WHAT IS EXPECTED
Although the records contain pictures, only their text should be reproduced, exactly as written.

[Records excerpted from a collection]
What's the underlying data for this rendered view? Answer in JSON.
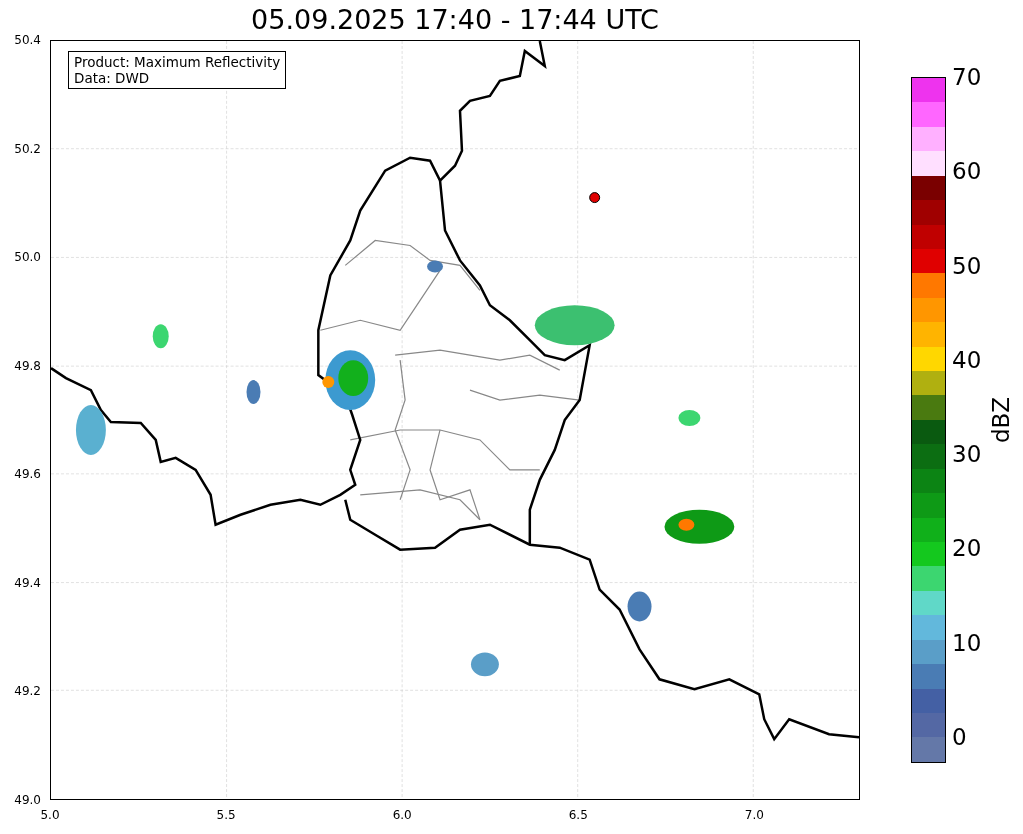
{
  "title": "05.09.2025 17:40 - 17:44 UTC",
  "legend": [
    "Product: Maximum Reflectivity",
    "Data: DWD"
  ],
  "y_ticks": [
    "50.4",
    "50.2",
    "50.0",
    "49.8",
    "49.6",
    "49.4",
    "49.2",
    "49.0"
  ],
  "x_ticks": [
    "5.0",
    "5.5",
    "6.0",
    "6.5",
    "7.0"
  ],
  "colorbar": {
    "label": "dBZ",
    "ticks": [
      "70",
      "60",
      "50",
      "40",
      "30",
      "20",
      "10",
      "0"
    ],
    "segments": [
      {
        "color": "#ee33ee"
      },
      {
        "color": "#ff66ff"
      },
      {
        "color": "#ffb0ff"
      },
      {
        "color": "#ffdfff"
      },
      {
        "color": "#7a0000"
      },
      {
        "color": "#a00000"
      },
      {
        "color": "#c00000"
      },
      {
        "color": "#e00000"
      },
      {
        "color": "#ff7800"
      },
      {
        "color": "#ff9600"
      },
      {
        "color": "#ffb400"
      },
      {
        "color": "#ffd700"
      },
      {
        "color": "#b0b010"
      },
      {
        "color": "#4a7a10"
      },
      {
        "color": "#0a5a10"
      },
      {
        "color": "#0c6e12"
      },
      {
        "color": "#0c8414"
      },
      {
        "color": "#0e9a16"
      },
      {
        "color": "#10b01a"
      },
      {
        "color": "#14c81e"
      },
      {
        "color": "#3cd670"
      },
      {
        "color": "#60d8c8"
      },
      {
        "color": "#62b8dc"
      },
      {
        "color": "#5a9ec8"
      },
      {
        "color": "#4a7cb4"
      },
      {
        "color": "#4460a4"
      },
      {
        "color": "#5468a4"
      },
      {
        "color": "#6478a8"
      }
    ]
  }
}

REPLY TO THE EXERCISE
What's the underlying data for this rendered view? Answer in JSON.
{
  "title": "05.09.2025 17:40 - 17:44 UTC",
  "legend": [
    "Product: Maximum Reflectivity",
    "Data: DWD"
  ],
  "y_ticks": [
    "50.4",
    "50.2",
    "50.0",
    "49.8",
    "49.6",
    "49.4",
    "49.2",
    "49.0"
  ],
  "x_ticks": [
    "5.0",
    "5.5",
    "6.0",
    "6.5",
    "7.0"
  ],
  "colorbar": {
    "label": "dBZ",
    "ticks": [
      "70",
      "60",
      "50",
      "40",
      "30",
      "20",
      "10",
      "0"
    ],
    "segments": [
      {
        "color": "#ee33ee"
      },
      {
        "color": "#ff66ff"
      },
      {
        "color": "#ffb0ff"
      },
      {
        "color": "#ffdfff"
      },
      {
        "color": "#7a0000"
      },
      {
        "color": "#a00000"
      },
      {
        "color": "#c00000"
      },
      {
        "color": "#e00000"
      },
      {
        "color": "#ff7800"
      },
      {
        "color": "#ff9600"
      },
      {
        "color": "#ffb400"
      },
      {
        "color": "#ffd700"
      },
      {
        "color": "#b0b010"
      },
      {
        "color": "#4a7a10"
      },
      {
        "color": "#0a5a10"
      },
      {
        "color": "#0c6e12"
      },
      {
        "color": "#0c8414"
      },
      {
        "color": "#0e9a16"
      },
      {
        "color": "#10b01a"
      },
      {
        "color": "#14c81e"
      },
      {
        "color": "#3cd670"
      },
      {
        "color": "#60d8c8"
      },
      {
        "color": "#62b8dc"
      },
      {
        "color": "#5a9ec8"
      },
      {
        "color": "#4a7cb4"
      },
      {
        "color": "#4460a4"
      },
      {
        "color": "#5468a4"
      },
      {
        "color": "#6478a8"
      }
    ]
  }
}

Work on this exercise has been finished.